- Multi-Metric Routes can be given a metric, which determines the priority of the route versus other routes to the same network. In the event that a tunnel drops for some reason and there’s no backup, routes disappear. If there’s a higher metric route via a different tunnel, the IP block will be routed via that instead, otherwise it will be sent back out of the virtual interface to be routed via the normal kernel routing process.
- Separate Voice and Data Routing Voice and data can be sent over separate tunnels. For example, you may want voice to traverse a RAIN tunnel to enhance quality, but data to be bonded to maximise bandwidth.
- DNS Based Routing Routes can be specified using DNS names and wildcards, so for example *.netflix.com can be sent outside of a tunnel ( or indeed inside it ) if needed.
- Geographic Routing Routes can be specified using a geographic database, so for example all IP traffic based in the USA can be sent to a specific tunnel.
From version 6, there is an encrypted communication channel that is used to send information and data between tunnel endpoints. This facilitates the remote upgrade and configuration features of our operating system. The actual communication protocol is built into the binary itself and would be retained if ported to another system ( though external “helper” code would be needed to make use of them in some cases. )

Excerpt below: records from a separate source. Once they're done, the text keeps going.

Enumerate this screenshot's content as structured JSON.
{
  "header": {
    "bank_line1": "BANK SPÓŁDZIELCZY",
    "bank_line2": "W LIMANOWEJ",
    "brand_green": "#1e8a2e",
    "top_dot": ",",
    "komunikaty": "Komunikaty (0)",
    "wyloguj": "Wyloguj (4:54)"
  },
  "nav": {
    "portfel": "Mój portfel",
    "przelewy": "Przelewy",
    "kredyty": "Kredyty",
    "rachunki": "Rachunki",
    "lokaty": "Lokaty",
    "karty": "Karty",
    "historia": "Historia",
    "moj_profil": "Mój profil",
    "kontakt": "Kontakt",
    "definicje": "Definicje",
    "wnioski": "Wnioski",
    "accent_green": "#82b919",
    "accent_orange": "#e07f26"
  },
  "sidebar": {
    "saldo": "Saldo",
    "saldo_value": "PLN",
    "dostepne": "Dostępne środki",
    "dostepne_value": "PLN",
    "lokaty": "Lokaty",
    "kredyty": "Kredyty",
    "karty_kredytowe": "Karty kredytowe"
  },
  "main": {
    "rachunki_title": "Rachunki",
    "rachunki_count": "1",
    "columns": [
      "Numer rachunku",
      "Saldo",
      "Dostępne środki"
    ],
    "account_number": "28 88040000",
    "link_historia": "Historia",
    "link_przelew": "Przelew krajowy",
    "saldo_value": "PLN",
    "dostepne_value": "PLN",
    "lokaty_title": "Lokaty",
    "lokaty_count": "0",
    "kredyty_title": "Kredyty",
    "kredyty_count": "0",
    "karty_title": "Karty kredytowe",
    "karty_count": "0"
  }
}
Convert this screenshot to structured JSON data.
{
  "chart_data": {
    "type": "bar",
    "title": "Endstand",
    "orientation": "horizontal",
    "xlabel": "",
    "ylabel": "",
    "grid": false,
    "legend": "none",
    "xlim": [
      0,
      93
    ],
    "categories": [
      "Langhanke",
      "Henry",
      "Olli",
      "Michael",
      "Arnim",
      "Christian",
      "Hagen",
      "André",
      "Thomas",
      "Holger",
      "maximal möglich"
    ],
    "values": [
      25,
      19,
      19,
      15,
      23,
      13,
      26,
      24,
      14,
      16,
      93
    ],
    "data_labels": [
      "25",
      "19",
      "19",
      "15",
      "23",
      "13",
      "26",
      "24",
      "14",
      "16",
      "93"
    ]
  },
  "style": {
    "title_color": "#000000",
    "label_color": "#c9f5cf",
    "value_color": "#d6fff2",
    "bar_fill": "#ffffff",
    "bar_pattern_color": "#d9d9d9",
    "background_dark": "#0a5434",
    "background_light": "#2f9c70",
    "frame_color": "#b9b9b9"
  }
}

The configuration of an endpoint determines whether a specific channel is available or not ( for example you wouldn’t normally want a CPE being able to upgrade a server or view its logs.)
- Remote Log Viewing The ability to view ViBE log messages is self contained ( so messages about endpoints coming up or going down, quality warnings and so on. ) Other requests are passed to an external helper program, so that various system logs can be retrieved.
- Remote Upgrade/Configuration A file can be transferred and then passed to an external helper to perform an upgrade. It’s up to the operating system to select files, schedule upgrades, and so on.
- ViBE Configuration/Licensing Independently of the OS, one ViBE process can send a configuration to another. The server configuration can contain variables which are substituted for certain items such as endpoint addresses, so that configurations themselves can be the same across multiple servers. A license request can also be made and the resulting request string be retrieved, and a new license can be installed.
ViBE tunnels are continuously monitored in real time for packet loss, latency and jitter. Due to the unique way the protocol works, this data is that of the underlying link, even if the tunnel is saturated with traffic ( where normal “pings” would show very high latency because there’s no space on the link to send the ping packet. ) If EsP is enabled ( V6 ) the links are also continuously monitored for throughput, and the tunnel bandwidth setting adjusted accordingly. Version 6 also monitors all of these parameters in near real time ( previous versions used a rolling 20 second period. )
The monitoring data is available using a companion “vibe-stat” application, which is the way the running ViBE process is controlled. The GUI of the OS makes this information available, plus SNMP can be used.